### [Problem to solve]
A faithful, word-for-word copy of the records is required, and it must contain no pictures.

___ Information given

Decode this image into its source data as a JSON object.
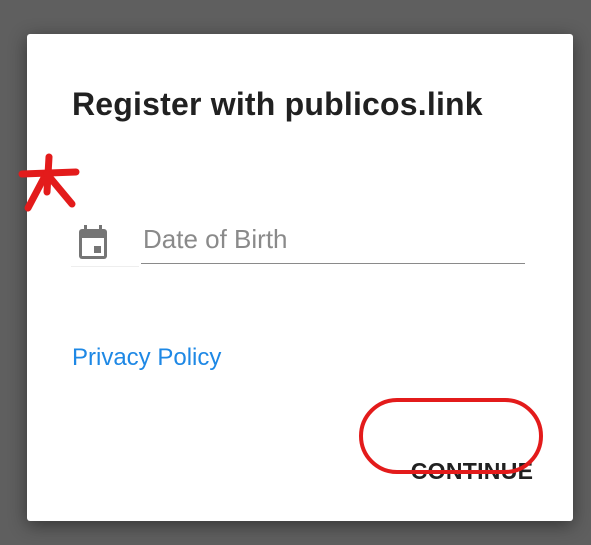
{
  "dialog": {
    "title": "Register with publicos.link",
    "date_field": {
      "placeholder": "Date of Birth",
      "value": "",
      "icon": "calendar-icon"
    },
    "privacy_link": "Privacy Policy",
    "continue_label": "CONTINUE"
  },
  "annotations": {
    "required_marker_color": "#e31b1b",
    "highlight_circle_color": "#e31b1b"
  },
  "colors": {
    "backdrop": "#5f5f5f",
    "link": "#1e88e5",
    "title": "#212121"
  }
}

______

### [Completed task]
Decode this image into its source data as a JSON object.
{
  "dialog": {
    "title": "Register with publicos.link",
    "date_field": {
      "placeholder": "Date of Birth",
      "value": "",
      "icon": "calendar-icon"
    },
    "privacy_link": "Privacy Policy",
    "continue_label": "CONTINUE"
  },
  "annotations": {
    "required_marker_color": "#e31b1b",
    "highlight_circle_color": "#e31b1b"
  },
  "colors": {
    "backdrop": "#5f5f5f",
    "link": "#1e88e5",
    "title": "#212121"
  }
}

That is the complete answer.